═════ Records provided

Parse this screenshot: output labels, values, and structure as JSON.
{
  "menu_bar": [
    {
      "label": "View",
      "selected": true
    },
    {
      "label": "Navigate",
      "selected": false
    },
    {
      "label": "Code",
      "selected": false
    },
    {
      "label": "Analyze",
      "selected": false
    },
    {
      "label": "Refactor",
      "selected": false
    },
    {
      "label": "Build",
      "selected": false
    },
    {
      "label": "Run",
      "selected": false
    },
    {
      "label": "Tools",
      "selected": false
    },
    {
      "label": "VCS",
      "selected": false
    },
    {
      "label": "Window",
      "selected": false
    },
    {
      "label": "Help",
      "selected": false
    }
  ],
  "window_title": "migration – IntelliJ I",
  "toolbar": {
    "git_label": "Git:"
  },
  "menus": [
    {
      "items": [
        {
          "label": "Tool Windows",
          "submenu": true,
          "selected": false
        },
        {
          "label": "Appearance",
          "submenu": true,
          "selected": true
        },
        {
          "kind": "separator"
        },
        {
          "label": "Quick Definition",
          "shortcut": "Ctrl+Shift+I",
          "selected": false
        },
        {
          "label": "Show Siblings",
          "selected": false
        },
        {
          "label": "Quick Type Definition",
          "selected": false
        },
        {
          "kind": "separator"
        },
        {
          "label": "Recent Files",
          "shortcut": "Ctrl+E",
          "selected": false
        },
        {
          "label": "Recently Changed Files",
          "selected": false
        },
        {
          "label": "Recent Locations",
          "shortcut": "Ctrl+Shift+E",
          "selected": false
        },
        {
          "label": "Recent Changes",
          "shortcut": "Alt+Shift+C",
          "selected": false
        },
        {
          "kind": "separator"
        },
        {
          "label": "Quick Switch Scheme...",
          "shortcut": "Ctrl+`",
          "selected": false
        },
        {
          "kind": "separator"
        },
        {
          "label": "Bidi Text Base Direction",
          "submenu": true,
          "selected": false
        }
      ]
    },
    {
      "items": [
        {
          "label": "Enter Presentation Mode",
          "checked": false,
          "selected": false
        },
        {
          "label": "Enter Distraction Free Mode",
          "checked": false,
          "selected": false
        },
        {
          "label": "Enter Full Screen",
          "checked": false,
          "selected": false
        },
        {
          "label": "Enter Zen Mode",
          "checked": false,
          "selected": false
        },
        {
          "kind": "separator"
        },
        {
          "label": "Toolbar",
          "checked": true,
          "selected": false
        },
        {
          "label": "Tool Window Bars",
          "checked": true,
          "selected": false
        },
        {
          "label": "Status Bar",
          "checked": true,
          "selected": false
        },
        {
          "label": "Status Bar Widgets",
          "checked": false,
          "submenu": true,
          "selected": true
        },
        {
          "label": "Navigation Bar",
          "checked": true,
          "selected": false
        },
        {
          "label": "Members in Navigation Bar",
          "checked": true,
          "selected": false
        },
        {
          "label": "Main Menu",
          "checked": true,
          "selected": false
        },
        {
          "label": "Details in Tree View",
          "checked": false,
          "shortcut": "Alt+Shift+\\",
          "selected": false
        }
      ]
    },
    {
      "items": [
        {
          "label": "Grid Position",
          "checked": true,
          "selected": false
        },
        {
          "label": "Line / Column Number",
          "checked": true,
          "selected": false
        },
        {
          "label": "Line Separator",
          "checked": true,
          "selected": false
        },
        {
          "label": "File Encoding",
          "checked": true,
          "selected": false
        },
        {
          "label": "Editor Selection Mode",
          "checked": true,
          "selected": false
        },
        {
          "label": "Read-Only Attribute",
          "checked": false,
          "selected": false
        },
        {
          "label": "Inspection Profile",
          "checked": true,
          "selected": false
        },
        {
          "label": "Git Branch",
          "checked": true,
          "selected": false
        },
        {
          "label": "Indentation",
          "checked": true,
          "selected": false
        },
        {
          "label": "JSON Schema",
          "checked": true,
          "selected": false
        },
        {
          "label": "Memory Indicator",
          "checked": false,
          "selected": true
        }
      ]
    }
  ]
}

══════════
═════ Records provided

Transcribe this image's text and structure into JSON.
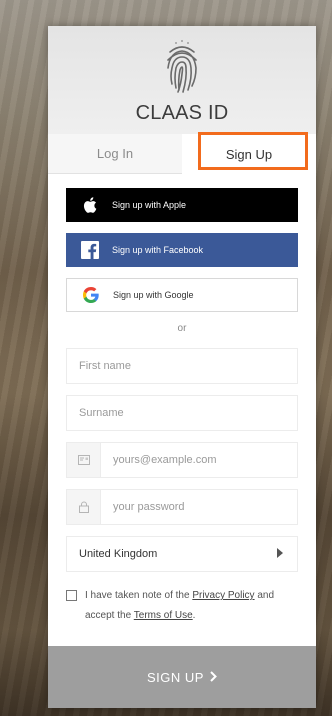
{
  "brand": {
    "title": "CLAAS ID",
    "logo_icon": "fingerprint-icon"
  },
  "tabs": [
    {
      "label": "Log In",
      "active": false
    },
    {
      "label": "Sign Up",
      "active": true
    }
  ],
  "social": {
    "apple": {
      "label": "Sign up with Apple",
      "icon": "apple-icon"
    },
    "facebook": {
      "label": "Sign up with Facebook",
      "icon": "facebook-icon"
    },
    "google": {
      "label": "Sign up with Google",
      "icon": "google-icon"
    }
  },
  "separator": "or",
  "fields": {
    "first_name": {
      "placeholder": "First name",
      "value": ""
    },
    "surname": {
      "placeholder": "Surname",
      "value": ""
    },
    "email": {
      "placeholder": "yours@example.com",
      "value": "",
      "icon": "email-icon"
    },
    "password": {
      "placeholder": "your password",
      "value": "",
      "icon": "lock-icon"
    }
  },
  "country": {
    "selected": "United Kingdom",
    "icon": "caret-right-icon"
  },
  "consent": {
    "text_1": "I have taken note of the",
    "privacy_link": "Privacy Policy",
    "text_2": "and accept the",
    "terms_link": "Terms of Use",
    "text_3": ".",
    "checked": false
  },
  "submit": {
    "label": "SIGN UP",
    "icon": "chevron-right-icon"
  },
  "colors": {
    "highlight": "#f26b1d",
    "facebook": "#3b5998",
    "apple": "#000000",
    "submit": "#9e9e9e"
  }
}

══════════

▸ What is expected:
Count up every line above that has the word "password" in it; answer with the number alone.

▸ Task result:
2